What is a Casino?


Originally a small villa or summer house, the term “casino” has come to mean a building or facility where people can gamble. Usually, the customer plays games of chance, such as poker, blackjack, and roulette. However, some casinos also provide entertainment and dining.

The modern casino resort is like an indoor amusement park for adults. During the 1990s, casinos began to use technology, such as video cameras and chip-tracking, to keep tabs on their games. The camera systems monitor each doorway and window to spot suspicious behavior. They record and replay footage to review the game after the fact. This allows the casino to maintain its advantage over players.

Most American casinos have multiple types of poker games, including Texas Hold’em, Omaha, and other variants. Many casinos also offer weekly and monthly poker tournaments, including the World Series of Poker, which is played out of Las Vegas.
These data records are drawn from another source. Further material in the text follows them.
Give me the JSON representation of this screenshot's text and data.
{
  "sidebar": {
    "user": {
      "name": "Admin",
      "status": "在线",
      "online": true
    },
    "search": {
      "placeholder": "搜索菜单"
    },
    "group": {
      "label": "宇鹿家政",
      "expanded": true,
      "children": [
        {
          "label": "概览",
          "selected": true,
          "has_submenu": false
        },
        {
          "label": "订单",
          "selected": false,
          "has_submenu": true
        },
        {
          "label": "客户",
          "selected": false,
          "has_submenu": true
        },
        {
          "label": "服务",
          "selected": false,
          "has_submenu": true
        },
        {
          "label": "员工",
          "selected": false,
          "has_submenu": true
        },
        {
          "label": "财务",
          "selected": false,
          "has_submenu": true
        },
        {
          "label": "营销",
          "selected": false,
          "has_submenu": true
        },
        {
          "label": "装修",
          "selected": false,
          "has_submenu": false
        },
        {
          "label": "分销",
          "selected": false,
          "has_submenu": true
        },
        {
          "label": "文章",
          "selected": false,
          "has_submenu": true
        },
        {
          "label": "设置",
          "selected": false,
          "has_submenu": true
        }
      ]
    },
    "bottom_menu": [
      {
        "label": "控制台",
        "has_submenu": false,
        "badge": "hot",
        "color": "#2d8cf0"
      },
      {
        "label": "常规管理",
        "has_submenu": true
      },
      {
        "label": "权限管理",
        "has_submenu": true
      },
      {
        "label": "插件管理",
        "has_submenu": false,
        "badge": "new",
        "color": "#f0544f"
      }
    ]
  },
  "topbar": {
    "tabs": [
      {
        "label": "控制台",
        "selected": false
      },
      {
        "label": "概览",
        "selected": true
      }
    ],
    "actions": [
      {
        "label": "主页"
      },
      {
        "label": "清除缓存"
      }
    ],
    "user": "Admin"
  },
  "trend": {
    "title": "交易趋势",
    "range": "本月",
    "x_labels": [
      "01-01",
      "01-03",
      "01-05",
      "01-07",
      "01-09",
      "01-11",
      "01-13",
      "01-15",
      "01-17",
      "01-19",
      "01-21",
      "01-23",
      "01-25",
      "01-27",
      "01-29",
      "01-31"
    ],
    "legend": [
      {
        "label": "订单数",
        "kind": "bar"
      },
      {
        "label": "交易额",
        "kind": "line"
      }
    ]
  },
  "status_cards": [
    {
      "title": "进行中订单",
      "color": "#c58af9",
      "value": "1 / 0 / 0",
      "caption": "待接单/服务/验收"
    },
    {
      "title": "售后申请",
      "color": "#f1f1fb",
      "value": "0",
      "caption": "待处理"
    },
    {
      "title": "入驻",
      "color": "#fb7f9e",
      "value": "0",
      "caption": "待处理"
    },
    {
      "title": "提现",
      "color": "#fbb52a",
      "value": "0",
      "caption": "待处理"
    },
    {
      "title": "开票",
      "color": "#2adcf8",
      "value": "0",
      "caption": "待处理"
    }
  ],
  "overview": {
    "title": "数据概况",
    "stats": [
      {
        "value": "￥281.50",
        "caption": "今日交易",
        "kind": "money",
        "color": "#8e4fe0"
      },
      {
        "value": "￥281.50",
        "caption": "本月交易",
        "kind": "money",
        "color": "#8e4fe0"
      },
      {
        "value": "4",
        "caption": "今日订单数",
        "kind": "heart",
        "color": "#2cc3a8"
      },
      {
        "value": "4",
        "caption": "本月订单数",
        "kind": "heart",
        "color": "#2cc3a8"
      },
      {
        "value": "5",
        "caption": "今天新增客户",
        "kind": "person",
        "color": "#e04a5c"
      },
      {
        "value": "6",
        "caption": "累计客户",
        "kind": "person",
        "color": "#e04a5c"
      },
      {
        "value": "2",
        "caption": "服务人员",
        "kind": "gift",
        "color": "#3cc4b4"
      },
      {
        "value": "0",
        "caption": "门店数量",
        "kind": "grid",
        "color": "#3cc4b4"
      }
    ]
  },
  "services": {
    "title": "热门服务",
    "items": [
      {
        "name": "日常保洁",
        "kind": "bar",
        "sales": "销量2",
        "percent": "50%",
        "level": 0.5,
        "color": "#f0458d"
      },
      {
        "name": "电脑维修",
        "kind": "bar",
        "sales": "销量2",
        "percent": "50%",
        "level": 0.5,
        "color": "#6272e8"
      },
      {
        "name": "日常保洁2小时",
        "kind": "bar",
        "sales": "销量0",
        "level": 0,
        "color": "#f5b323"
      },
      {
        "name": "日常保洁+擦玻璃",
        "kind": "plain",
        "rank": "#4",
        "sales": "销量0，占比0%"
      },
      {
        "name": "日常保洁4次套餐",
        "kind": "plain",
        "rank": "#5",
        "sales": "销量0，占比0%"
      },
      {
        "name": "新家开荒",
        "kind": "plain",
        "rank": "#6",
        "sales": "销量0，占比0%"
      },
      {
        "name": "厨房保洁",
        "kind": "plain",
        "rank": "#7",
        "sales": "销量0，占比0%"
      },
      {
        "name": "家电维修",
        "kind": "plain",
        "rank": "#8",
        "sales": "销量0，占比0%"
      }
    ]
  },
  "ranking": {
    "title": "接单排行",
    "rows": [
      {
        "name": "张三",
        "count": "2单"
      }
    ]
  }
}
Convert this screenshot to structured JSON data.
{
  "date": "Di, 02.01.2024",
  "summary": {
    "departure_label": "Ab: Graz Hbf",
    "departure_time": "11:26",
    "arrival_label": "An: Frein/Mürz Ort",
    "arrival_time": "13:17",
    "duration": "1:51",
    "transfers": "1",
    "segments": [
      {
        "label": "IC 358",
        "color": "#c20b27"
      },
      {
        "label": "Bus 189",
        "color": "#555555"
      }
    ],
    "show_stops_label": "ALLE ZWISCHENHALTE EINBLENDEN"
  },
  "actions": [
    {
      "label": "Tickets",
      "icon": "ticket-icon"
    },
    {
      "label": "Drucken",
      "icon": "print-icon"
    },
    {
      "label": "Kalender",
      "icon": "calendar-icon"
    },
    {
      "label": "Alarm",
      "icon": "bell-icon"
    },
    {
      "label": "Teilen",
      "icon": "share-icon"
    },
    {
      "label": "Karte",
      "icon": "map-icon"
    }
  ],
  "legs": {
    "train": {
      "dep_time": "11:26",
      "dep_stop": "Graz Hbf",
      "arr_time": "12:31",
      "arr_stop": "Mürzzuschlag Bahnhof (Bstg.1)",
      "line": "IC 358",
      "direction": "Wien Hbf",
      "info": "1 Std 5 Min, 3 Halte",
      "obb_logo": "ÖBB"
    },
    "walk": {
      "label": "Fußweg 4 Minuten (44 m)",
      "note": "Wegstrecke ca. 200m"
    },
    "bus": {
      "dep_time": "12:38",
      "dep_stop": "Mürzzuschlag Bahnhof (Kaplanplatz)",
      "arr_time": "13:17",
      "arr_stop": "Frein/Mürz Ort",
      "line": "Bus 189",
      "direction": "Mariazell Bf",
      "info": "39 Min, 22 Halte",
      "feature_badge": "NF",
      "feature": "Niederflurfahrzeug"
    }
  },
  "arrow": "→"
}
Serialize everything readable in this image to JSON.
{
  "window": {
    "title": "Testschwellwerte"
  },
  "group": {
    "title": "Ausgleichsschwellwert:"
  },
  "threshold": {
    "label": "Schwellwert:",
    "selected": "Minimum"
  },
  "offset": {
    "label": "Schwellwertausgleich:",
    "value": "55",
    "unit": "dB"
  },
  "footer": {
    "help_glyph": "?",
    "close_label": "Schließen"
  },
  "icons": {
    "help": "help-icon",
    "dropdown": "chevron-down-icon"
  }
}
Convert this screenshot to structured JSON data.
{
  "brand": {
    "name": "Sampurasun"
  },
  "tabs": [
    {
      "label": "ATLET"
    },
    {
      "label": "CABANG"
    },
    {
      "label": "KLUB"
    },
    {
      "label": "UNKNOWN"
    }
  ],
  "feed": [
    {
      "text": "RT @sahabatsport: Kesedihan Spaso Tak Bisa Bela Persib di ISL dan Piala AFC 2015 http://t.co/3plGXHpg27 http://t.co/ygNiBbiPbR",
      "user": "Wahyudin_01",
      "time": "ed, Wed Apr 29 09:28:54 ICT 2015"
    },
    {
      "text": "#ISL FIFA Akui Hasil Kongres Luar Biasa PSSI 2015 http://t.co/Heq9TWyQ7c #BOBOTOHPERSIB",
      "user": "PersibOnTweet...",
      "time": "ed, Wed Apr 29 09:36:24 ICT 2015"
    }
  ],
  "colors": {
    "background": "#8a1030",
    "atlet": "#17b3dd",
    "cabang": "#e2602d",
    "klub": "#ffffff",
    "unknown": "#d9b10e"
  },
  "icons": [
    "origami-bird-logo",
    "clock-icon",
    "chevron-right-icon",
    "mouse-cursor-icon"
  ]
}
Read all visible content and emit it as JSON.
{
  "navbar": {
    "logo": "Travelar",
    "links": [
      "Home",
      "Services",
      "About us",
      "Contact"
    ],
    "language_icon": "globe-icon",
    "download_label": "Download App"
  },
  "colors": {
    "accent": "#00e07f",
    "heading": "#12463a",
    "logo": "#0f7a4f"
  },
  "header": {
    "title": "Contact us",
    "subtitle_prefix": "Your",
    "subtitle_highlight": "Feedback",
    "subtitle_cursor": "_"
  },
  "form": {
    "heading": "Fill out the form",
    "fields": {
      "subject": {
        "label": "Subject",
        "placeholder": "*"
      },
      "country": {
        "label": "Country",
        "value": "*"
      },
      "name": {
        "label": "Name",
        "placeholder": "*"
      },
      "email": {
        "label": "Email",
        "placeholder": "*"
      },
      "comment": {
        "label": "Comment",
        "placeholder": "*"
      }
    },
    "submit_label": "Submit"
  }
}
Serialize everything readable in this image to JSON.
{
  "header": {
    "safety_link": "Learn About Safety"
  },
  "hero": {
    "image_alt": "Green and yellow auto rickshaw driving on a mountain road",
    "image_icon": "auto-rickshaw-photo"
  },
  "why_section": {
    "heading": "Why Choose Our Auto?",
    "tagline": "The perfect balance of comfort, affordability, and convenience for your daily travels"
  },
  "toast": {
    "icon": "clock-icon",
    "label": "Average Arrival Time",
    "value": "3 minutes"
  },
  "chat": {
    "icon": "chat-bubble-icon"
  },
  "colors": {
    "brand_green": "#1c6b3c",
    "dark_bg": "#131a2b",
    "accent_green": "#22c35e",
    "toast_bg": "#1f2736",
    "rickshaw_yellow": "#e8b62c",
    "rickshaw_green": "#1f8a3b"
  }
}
Caesars’ casino also offers first-play insurance, which covers losses for amateur players.

The main gambling game at European and Continental casinos is baccarat. In the United Kingdom, the game is known as poker, and it is played at regular tables where patrons play against each other. Some European casinos also feature other local games, such as French boule. In France, the game trente et quarante is popular.

Casinos also offer free drinks and cigarettes to gamblers. They usually accept all bets within a certain limit. The casinos keep track of the patterns of the games, and their employees are always on the lookout for cheating. They also have elaborate surveillance systems to keep tabs on the entire facility.

Some casinos even have “video poker” machines, which are machines that allow the player to place bets without the assistance of a dealer. They are typically set up on the floor of the casino and require a player to push a button to begin playing. These machines are monitored regularly by video cameras and statistical deviations are recorded.

The American gambling industry earned billions of dollars in profit each year. But, there are arguments over the social and economic impact of casino gambling. Some say that the games are unsanitary and encourage cheating, while others claim that they are a form of recreational activity for people who have money. A recent study suggests that 13 percent of gamblers actually win.

Unlike the traditional, public gambling houses that closed in the 1970s, casino owners realized that they could gain an edge over tourists by locating their casinos in a single location. This idea spread throughout Europe, and by the mid-20th century, gambling was legalized in several countries. The first modern casino was built in Las Vegas, Nevada. It was followed by others in other states. Today, the United States is home to the largest live poker events in the world.

In the United States, the majority of the states legalize casinos. However, not every state has regulations to protect its citizens. Some countries have a lack of regulations on casino activities.